I'm delighted that Ruth, Robin, Adair and Jo are joining the Committee. Their extensive understanding of, and insight into, the fast-changing consumer and media landscape will ensure a strong consumer voice in the formulation of broadcast
advertising regulation. I greatly look forward to working with them, and with the two members of the previous Committee who will be continuing in their role -- Alison Goodman and Claire Whyley
The new members succeed Angela McNab, John Bradford, Michaela Jordan who served on the Committee for six years and Colin Cameron, who served for seven years.
The dating site Where White People Meet, launched in late 2015, for white people who want to date other white people.
At first sight it may seem a little un-PC but there are plenty of websites specialising in very specific gender, racial, religion, age dating that exist without PC extremists throwing a wobbler. Eg jdate.com for Jewish people or ourtime.com
for those older than 50.
But of course this doesn't please PC extremists.
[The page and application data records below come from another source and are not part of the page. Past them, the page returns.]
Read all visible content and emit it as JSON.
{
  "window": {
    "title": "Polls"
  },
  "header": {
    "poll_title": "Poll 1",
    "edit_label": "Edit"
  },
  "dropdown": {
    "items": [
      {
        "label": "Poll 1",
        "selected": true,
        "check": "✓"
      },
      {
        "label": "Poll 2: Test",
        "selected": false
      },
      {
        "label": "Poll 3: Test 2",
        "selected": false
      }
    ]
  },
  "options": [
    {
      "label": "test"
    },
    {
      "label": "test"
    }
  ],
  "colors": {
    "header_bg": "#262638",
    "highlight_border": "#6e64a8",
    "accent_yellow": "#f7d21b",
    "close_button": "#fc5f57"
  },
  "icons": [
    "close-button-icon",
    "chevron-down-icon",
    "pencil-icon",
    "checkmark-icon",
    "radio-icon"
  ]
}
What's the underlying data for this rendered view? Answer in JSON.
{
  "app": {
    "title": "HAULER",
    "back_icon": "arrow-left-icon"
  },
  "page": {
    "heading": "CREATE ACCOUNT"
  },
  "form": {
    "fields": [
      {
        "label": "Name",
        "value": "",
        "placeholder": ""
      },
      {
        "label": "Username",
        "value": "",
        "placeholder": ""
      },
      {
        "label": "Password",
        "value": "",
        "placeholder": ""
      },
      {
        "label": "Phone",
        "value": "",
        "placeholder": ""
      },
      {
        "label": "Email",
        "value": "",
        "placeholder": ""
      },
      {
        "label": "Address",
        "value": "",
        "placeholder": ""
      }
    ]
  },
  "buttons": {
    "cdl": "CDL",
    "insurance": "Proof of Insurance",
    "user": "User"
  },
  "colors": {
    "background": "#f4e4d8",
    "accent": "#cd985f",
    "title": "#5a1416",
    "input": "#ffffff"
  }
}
According to a recent study out of Australia on online dating apps, claims that people who display a marked romantic preference for one race are more likely to be racist. Researchers found that 64%
of the gay men they studied said it was acceptable to state a racial preference on these apps, and 70% believe it is totally fine to list racial preferences. Apparently the researchers claimed a correlation between racial discrimination and those
who had high levels of racial preference.
The Guardian PC expert writing the article wailed:
To deny a person based solely on racial and ethnic identity without even getting to know them, instead of giving their numerous non melanin-related aspects a chance, is racism -- both on- and offline. I
I bet even the Guardian PC extremists would draw a line at demanding people ignore ageism when selecting sexual partners. And as for expecting religious women to not consider cultural identity when selecting their men....let's not go there.
A few people have whinged on twitter about a scarf design sold by H&M. The scarf is apparently similar to a tallit scarf, a Jewish shawl worn during prayer. Both feature a cream colour, with the same black stripes and tassels.
A couple of trivial tweets were:
Dear Fashion: Please step off other ppl's ritual items (or symbols of liberation, really.)
Yo @hm this is exceedingly uncool.
An H&M spokesperson said:
We are truly sorry if we have offended anyone with this piece. Everyone is welcome at H&M and we never take a religious or political stand. Stripes is one of the trends for this season and something we were inspired by. Our intention was
never to upset anyone.
A Hungarian human rights lawyer and journalist who published a series of portraits transposing her own face on to those of African women has been bullied into removing her work.
Boglarka Balogh posted the project I Morphed Myself Into Tribal Women To Raise Awareness Of Their Secluded Cultures writing that the portraits set out to celebrate stunning tribal beauties at the brink of extinction .
But PC extremists took offence at the artwork and in a series of angry blogs claimed the work to be offensive, patronising and narcissistic. Kara Brown in an article headlined World Weeps in Gratitude for Woke Hungarian Who Did 7 Types of
Blackface to Save Africa From Going Extinct whinged:
You can practically feel the ignorance washing over you like those firehoses they turned on black protesters back in the good old days.
Balogh responded by deleting the pages and writing:
Since I had no intentions to offend anyone and yet I'm not able to answer to all of you, I've decided to delete my post. My intention was 100% pure with this tribal art, being a human right [sic] lawyer and journalist who knows pretty much about
racism and similar issues. I have never imagined that my work will annoy so many people and that I will have to explain myself. And sure, I will not do that. Keep calm and love every human.